Though today’s readings are rich with meaning, I couldn’t turn my attention from those precious one-liners. In the passage from Isaiah (Isaiah 56:1, 6-7), the author quotes God’s insistence that foreigners who seek the Lord are as welcome to share God’s company as those born into their community and their faith. This discourse ends with, “My house shall be called a house of prayer for all peoples.” I couldn’t help surmising that God also adds, “And my heart shall be called a heart which loves all peoples.” Though I felt great empathy toward those heartbroken grandmas, God actually endures their pain with them. While I do my best to comfort the suffering around me, God remains at their sides for the duration. I acknowledged that simply knowing that Someone out there feels our pain is a huge consolation. I whispered, “Thank you for caring.”

In the passage from Romans (Romans 11:13-15, 29-32), Paul turns his attention to the Gentiles because his own people have rejected him. While he gives his all to the Gentiles, Paul reminds them that Israel remains in God’s radar as well. Paul insists that this is the case, “For the gifts and the call of God are irrevocable.” The point for you and me is that regardless of the discouragement or anger which seemingly draws us away from God, God remains with us. I whispered again, “Thank you for your company.”

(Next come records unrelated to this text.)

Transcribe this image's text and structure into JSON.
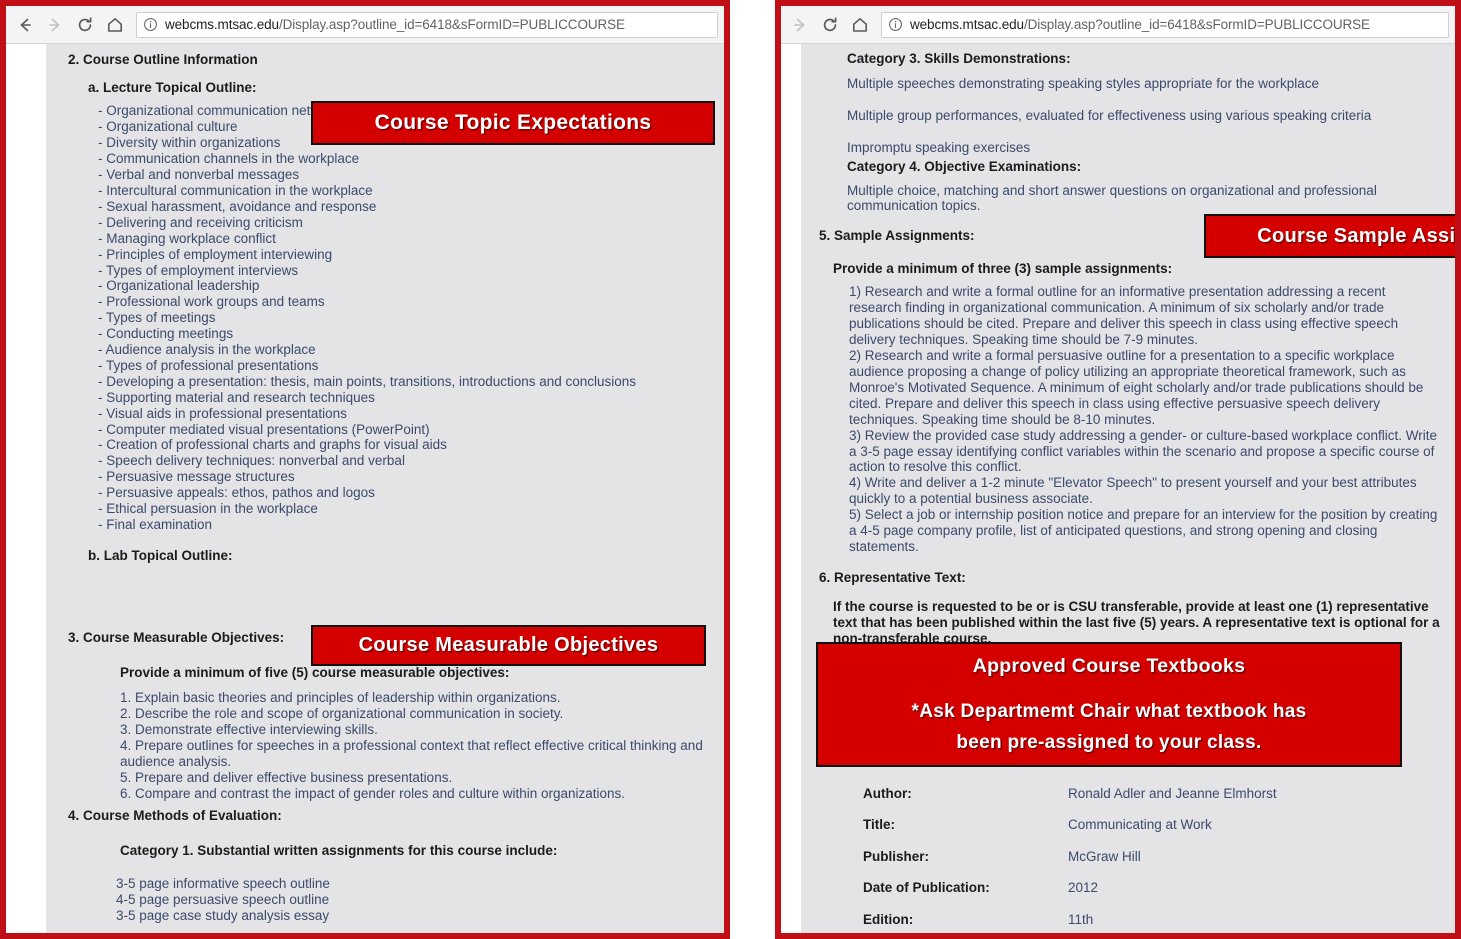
{
  "browser": {
    "url_host": "webcms.mtsac.edu",
    "url_path": "/Display.asp?outline_id=6418&sFormID=PUBLICCOURSE",
    "back_label": "Back",
    "forward_label": "Forward",
    "reload_label": "Reload",
    "home_label": "Home",
    "info_label": "Site information"
  },
  "banners": {
    "topics": "Course Topic Expectations",
    "objectives": "Course Measurable Objectives",
    "samples": "Course Sample Assignments",
    "textbooks_title": "Approved Course Textbooks",
    "textbooks_line1": "*Ask Departmemt Chair what textbook has",
    "textbooks_line2": "been pre-assigned to your class.",
    "color": "#d40000"
  },
  "left_panel": {
    "section2_heading": "2. Course Outline Information",
    "lecture_heading": "a. Lecture Topical Outline:",
    "lecture_topics": [
      "- Organizational communication networks",
      "- Organizational culture",
      "- Diversity within organizations",
      "- Communication channels in the workplace",
      "- Verbal and nonverbal messages",
      "- Intercultural communication in the workplace",
      "- Sexual harassment, avoidance and response",
      "- Delivering and receiving criticism",
      "- Managing workplace conflict",
      "- Principles of employment interviewing",
      "- Types of employment interviews",
      "- Organizational leadership",
      "- Professional work groups and teams",
      "- Types of meetings",
      "- Conducting meetings",
      "- Audience analysis in the workplace",
      "- Types of professional presentations",
      "- Developing a presentation: thesis, main points, transitions, introductions and conclusions",
      "- Supporting material and research techniques",
      "- Visual aids in professional presentations",
      "- Computer mediated visual presentations (PowerPoint)",
      "- Creation of professional charts and graphs for visual aids",
      "- Speech delivery techniques: nonverbal and verbal",
      "- Persuasive message structures",
      "- Persuasive appeals: ethos, pathos and logos",
      "- Ethical persuasion in the workplace",
      "- Final examination"
    ],
    "lab_heading": "b. Lab Topical Outline:",
    "section3_heading": "3. Course Measurable Objectives:",
    "objectives_intro": "Provide a minimum of five (5) course measurable objectives:",
    "objectives": [
      "1. Explain basic theories and principles of leadership within organizations.",
      "2. Describe the role and scope of organizational communication in society.",
      "3. Demonstrate effective interviewing skills.",
      "4. Prepare outlines for speeches in a professional context that reflect effective critical thinking and audience analysis.",
      "5. Prepare and deliver effective business presentations.",
      "6. Compare and contrast the impact of gender roles and culture within organizations."
    ],
    "section4_heading": "4. Course Methods of Evaluation:",
    "category1_heading": "Category 1. Substantial written assignments for this course include:",
    "category1_items": [
      "3-5 page informative speech outline",
      "4-5 page persuasive speech outline",
      "3-5 page case study analysis essay"
    ]
  },
  "right_panel": {
    "category3_heading": "Category 3. Skills Demonstrations:",
    "category3_items": [
      "Multiple speeches demonstrating speaking styles appropriate for the workplace",
      "Multiple group performances, evaluated for effectiveness using various speaking criteria",
      "Impromptu speaking exercises"
    ],
    "category4_heading": "Category 4. Objective Examinations:",
    "category4_text": "Multiple choice, matching and short answer questions on organizational and professional communication topics.",
    "section5_heading": "5. Sample Assignments:",
    "samples_intro": "Provide a minimum of three (3) sample assignments:",
    "samples": [
      "1) Research and write a formal outline for an informative presentation addressing a recent research finding in organizational communication. A minimum of six scholarly and/or trade publications should be cited. Prepare and deliver this speech in class using effective speech delivery techniques. Speaking time should be 7-9 minutes.",
      "2) Research and write a formal persuasive outline for a presentation to a specific workplace audience proposing a change of policy utilizing an appropriate theoretical framework, such as Monroe's Motivated Sequence. A minimum of eight scholarly and/or trade publications should be cited. Prepare and deliver this speech in class using effective persuasive speech delivery techniques. Speaking time should be 8-10 minutes.",
      "3) Review the provided case study addressing a gender- or culture-based workplace conflict. Write a 3-5 page essay identifying conflict variables within the scenario and propose a specific course of action to resolve this conflict.",
      "4) Write and deliver a 1-2 minute \"Elevator Speech\" to present yourself and your best attributes quickly to a potential business associate.",
      "5) Select a job or internship position notice and prepare for an interview for the position by creating a 4-5 page company profile, list of anticipated questions, and strong opening and closing statements."
    ],
    "section6_heading": "6. Representative Text:",
    "section6_note": "If the course is requested to be or is CSU transferable, provide at least one (1) representative text that has been published within the last five (5) years.  A representative text is optional for a non-transferable course.",
    "textbook": [
      {
        "label": "Author:",
        "value": "Ronald Adler and Jeanne Elmhorst"
      },
      {
        "label": "Title:",
        "value": "Communicating at Work"
      },
      {
        "label": "Publisher:",
        "value": "McGraw Hill"
      },
      {
        "label": "Date of Publication:",
        "value": "2012"
      },
      {
        "label": "Edition:",
        "value": "11th"
      }
    ]
  }
}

Today’s passage from Matthew’s Gospel (15:21-28) provides a somewhat puzzling example of God’s unshakable love for each one of us. I admit that at first reading Jesus seems a bit arrogant in his encounter with a Canaanite woman who seeks a cure for her tormented daughter. The woman has no intention of joining Jesus and his followers. Still, she approaches Jesus for a miracle. Jesus begins his response with his observation that as an outsider this woman has no business seeking the favor of the God of Israel. The woman pushes on and argues that even the dogs are allowed to eat the crumbs which fall from their master’s table. Now, the men of Jesus’ day never engaged a woman in such intellectual banter. Though Jesus seems cruel in his remarks, he actually honors this woman’s wisdom and stature by arguing with her. Jesus honors the woman further when he rewards her profound faith with her daughter’s cure. Jesus tells her, “Oh woman, great its your faith. Let it be done for you as you wish!”

Though the cures for our ills and those of this world come far less dramatically, God remains with every man, woman and child who walks this earth whether or not we notice. In the mean time, it’s up to us to take those one-liners to heart and to live accordingly. As was the case with those worried grandmas, I cannot solve all of the problems which come my way. However, I can care and I can do something when the opportunity presents itself. In the process, I’ll make God’s precious presence evident to those who really need to know that God is with them.

©2017 Mary Penich – All Rights Reserved

The Mother of Jesus

Out of my distress, I called to the Lord,
and he answered me;
From the midst of the nether world I cried for help,
and you heard my voice.

Jonah 2:3

On this feast of Mary’s arrival in heaven, my thoughts turn to my mom. My mother had great devotion to Mary the Mother of Jesus. My siblings and I all reference Mary in one way or another through our first or middle names. My mom’s devotion became evident in her prayer as well. Before I went to kindergarten, I joined my family in the living room often to pray an evening Rosary for our very sick grandfather. We repeated this exercise again and again when our uncle and then our own dad also became ill.

My mom seemed convinced that, of all of heaven’s inhabitants, Mary understood her heartbreak over each of these crises. My mom also understood that prayer can be difficult when ones heart is overwhelmed with grief. So it was that she engaged us all in repeating the consoling words of the Hail Mary as we prayed.

Though I pride myself in addressing the Lord God and all of my allies above in my own words most of the time, occasions arise when my pain is so great that words escape me. It is then that I lose myself in the comfort of the prayer my mom taught me so long ago…

Hail Mary, full of grace, the Lord is with you.
Blessed are you among women,
and blessed in the fruit of your womb, Jesus.
Holy Mary, Mother of God, pray for us sinners,
now and at the hour of our death. Amen.

©2017 Mary Penich – All Rights Reserved